Write out every line below that includes the word "title".

☆ ☆ ☆

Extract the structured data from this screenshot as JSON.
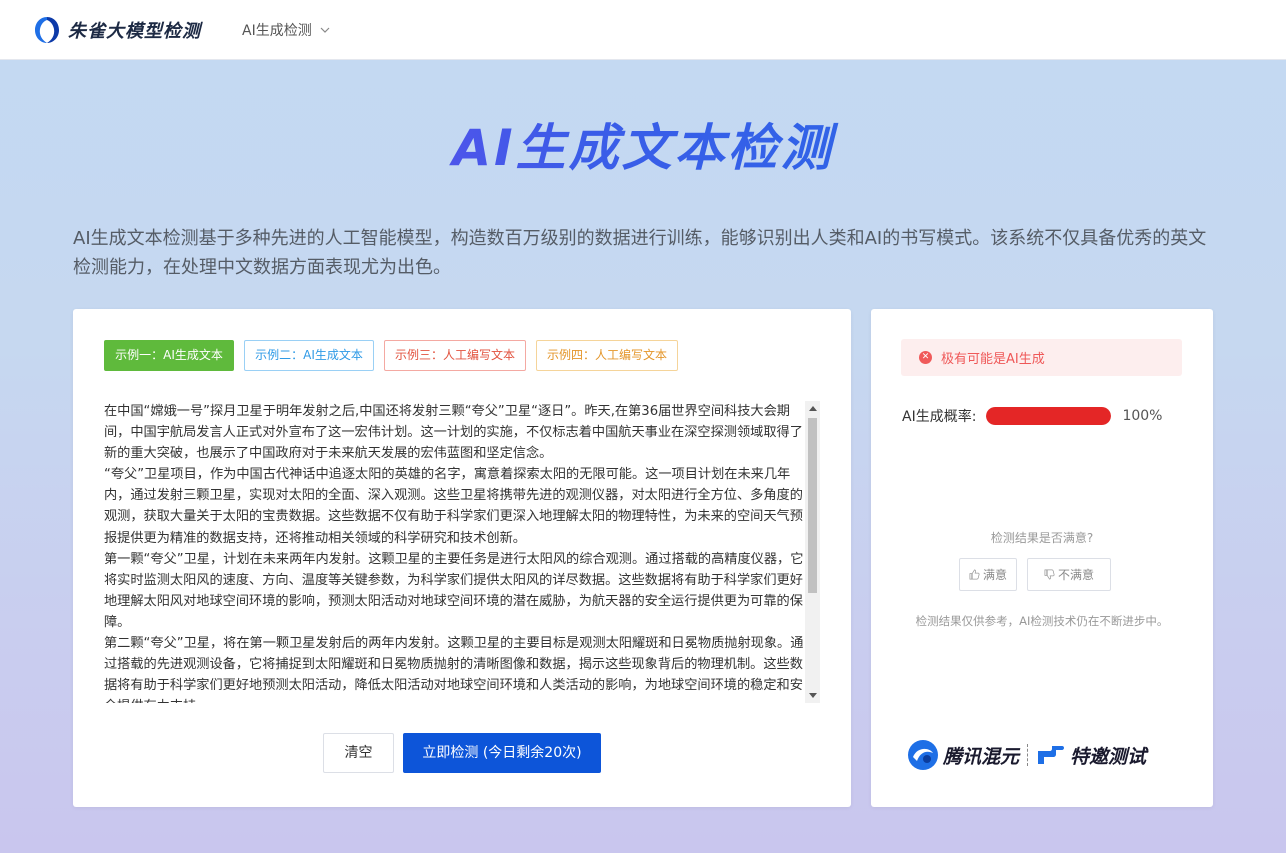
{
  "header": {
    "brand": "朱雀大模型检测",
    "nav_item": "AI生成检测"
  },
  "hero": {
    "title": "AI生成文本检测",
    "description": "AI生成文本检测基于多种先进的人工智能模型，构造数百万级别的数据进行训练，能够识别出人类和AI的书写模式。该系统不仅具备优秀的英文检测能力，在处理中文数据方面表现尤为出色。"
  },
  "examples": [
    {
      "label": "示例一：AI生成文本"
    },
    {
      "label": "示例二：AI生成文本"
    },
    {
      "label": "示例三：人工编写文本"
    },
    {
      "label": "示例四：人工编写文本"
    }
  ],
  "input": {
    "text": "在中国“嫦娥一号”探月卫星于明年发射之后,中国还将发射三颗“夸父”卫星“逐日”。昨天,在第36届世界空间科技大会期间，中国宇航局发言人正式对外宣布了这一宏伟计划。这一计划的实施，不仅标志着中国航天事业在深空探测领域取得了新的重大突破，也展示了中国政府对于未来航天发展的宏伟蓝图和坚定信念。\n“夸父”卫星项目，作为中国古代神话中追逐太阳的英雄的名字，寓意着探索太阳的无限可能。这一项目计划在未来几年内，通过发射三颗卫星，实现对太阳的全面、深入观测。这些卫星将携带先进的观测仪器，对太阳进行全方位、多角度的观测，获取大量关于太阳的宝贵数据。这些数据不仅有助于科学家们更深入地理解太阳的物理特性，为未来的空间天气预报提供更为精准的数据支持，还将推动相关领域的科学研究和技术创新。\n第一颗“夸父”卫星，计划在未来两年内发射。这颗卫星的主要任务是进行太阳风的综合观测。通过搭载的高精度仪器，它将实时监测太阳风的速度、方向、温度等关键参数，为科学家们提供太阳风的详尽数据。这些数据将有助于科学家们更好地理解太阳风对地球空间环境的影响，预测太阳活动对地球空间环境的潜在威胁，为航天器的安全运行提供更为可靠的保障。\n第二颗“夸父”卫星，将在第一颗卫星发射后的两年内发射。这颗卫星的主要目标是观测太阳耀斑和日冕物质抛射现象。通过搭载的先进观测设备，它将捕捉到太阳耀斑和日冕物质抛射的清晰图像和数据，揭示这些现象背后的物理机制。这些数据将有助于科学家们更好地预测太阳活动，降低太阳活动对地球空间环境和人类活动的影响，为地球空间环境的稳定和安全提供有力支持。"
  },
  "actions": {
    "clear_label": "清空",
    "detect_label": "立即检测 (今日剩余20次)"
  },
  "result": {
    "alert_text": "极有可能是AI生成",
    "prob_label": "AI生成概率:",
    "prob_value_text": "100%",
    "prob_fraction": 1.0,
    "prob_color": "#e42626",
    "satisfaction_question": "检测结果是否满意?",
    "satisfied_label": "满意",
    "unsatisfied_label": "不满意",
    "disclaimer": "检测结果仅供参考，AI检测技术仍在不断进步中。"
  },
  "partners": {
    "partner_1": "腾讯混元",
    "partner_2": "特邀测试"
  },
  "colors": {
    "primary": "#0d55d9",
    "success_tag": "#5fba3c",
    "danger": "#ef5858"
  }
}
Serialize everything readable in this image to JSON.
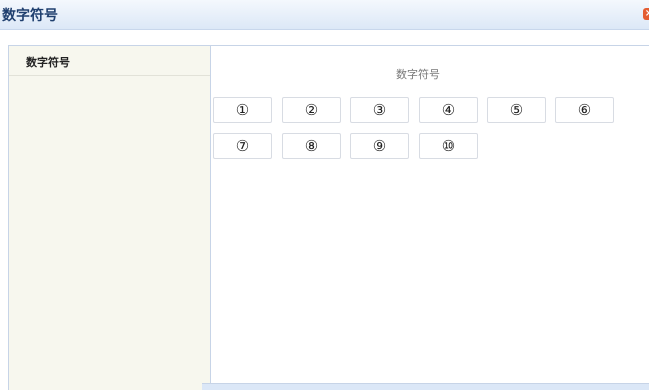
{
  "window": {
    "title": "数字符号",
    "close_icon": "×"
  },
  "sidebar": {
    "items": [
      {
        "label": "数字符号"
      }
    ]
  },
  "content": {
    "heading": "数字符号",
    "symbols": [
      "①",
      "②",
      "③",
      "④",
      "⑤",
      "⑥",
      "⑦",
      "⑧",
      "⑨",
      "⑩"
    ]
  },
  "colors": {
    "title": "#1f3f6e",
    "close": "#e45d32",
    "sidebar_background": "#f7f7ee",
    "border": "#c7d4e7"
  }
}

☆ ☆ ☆

## Task result
    "title": "AI生成文本检测",
    "title": "数字符号",
    "title": "#1f3f6e",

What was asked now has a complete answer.